**BRIEF**
Where a line in the records below includes "circle", pull that line out.

**EXERCISE INPUTS**
Segment Open

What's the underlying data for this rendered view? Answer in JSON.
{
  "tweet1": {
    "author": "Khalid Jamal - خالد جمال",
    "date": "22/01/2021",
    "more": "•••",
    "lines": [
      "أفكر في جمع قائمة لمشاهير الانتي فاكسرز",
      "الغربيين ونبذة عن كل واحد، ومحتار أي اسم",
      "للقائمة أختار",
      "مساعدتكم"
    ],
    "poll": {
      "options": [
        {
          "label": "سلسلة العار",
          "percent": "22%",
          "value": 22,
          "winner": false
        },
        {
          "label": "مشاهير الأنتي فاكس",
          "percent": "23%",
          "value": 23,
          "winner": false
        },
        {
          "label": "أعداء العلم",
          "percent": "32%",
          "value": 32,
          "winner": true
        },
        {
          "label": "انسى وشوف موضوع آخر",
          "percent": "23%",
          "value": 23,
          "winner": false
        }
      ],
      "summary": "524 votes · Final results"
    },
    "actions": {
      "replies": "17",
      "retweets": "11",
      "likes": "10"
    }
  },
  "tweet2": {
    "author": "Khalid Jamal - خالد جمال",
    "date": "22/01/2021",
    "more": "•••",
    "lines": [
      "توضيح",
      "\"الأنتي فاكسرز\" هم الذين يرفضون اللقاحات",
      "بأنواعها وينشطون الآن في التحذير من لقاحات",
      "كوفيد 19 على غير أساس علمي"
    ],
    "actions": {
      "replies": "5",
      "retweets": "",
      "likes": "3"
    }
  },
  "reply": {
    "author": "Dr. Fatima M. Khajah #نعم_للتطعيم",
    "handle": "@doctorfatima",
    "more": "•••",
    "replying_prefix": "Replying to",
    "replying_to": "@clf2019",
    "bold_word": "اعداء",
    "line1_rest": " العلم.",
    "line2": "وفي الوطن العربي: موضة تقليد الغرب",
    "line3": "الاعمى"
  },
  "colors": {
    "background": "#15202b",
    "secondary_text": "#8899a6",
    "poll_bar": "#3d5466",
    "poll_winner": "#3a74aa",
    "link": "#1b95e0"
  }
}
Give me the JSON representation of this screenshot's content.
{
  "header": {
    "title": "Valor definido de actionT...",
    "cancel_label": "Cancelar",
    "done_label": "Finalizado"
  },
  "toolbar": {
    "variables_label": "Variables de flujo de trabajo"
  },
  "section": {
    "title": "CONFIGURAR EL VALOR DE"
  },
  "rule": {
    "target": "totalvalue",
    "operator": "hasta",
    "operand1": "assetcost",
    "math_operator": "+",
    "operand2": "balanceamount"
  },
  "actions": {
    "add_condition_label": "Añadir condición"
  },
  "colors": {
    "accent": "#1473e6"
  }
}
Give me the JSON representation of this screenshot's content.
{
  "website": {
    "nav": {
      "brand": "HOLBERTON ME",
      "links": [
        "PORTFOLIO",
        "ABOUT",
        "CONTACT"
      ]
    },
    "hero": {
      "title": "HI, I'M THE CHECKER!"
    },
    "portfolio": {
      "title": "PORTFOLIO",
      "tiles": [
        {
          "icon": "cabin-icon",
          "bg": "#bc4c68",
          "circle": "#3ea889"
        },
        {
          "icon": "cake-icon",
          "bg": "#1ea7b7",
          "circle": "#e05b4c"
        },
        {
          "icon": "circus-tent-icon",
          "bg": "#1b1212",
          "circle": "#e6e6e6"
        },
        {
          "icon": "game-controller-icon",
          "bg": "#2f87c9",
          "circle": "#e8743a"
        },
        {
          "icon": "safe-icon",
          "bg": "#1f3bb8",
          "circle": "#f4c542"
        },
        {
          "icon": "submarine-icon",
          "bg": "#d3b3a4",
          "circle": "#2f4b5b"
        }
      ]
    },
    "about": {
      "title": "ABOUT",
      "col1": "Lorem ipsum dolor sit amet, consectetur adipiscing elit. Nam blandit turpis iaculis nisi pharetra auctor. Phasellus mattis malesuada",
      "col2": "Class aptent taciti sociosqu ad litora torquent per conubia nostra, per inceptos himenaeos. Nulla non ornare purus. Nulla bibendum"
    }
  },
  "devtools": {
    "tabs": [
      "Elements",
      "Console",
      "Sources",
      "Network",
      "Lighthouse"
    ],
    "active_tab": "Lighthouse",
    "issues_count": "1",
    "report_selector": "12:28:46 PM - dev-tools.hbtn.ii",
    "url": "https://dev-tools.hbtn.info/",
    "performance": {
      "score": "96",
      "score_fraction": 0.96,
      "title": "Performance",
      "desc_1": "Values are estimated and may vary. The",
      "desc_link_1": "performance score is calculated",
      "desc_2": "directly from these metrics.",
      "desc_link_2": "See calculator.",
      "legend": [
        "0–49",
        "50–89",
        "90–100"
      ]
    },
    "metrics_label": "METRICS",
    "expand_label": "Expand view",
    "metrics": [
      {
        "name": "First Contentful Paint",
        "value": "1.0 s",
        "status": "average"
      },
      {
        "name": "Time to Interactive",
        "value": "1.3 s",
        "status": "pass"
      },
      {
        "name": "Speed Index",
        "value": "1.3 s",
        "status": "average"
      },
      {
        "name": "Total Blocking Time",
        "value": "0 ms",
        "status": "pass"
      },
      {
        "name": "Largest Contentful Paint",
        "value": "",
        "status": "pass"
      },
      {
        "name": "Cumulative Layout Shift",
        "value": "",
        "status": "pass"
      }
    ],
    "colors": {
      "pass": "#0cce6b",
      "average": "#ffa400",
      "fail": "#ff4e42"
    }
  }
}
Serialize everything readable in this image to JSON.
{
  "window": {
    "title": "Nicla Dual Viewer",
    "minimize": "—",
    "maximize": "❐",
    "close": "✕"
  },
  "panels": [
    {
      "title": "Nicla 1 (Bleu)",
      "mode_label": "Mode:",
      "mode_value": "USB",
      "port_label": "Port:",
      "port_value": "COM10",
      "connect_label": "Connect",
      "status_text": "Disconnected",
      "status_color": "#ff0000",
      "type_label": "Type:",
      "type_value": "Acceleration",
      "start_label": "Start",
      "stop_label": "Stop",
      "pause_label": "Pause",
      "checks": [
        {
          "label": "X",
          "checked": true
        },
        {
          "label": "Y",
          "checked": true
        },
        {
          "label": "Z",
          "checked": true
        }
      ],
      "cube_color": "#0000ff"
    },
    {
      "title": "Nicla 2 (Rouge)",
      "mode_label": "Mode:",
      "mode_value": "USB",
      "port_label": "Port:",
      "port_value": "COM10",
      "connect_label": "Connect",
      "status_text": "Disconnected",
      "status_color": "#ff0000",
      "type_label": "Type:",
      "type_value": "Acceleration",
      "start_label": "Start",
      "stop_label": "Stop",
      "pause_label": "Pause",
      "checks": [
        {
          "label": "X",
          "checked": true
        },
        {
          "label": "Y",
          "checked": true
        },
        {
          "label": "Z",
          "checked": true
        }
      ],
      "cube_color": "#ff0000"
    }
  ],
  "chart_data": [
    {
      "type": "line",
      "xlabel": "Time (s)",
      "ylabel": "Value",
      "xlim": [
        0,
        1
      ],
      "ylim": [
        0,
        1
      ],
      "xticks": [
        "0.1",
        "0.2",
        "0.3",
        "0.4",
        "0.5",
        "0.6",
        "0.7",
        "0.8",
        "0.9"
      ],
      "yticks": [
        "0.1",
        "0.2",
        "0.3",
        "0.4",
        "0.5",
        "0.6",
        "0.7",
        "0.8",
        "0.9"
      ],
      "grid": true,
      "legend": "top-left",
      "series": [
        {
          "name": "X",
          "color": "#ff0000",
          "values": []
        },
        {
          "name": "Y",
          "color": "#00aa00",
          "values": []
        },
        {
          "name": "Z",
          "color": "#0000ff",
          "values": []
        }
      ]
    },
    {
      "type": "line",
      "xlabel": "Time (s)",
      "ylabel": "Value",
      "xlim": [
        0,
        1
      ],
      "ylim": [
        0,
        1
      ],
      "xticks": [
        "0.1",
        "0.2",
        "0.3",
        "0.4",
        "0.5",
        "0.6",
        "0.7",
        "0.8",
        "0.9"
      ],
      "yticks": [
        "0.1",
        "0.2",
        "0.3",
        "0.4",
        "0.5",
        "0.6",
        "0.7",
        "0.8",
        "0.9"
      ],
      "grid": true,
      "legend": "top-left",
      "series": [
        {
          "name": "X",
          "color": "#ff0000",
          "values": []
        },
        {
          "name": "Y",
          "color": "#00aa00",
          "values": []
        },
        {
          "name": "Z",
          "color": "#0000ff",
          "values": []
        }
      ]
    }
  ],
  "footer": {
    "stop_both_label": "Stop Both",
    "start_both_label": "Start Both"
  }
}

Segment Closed

**RESPONSE BOX**
          "circle": "#3ea889"
          "circle": "#e05b4c"
          "circle": "#e6e6e6"
          "circle": "#e8743a"
          "circle": "#f4c542"
          "circle": "#2f4b5b"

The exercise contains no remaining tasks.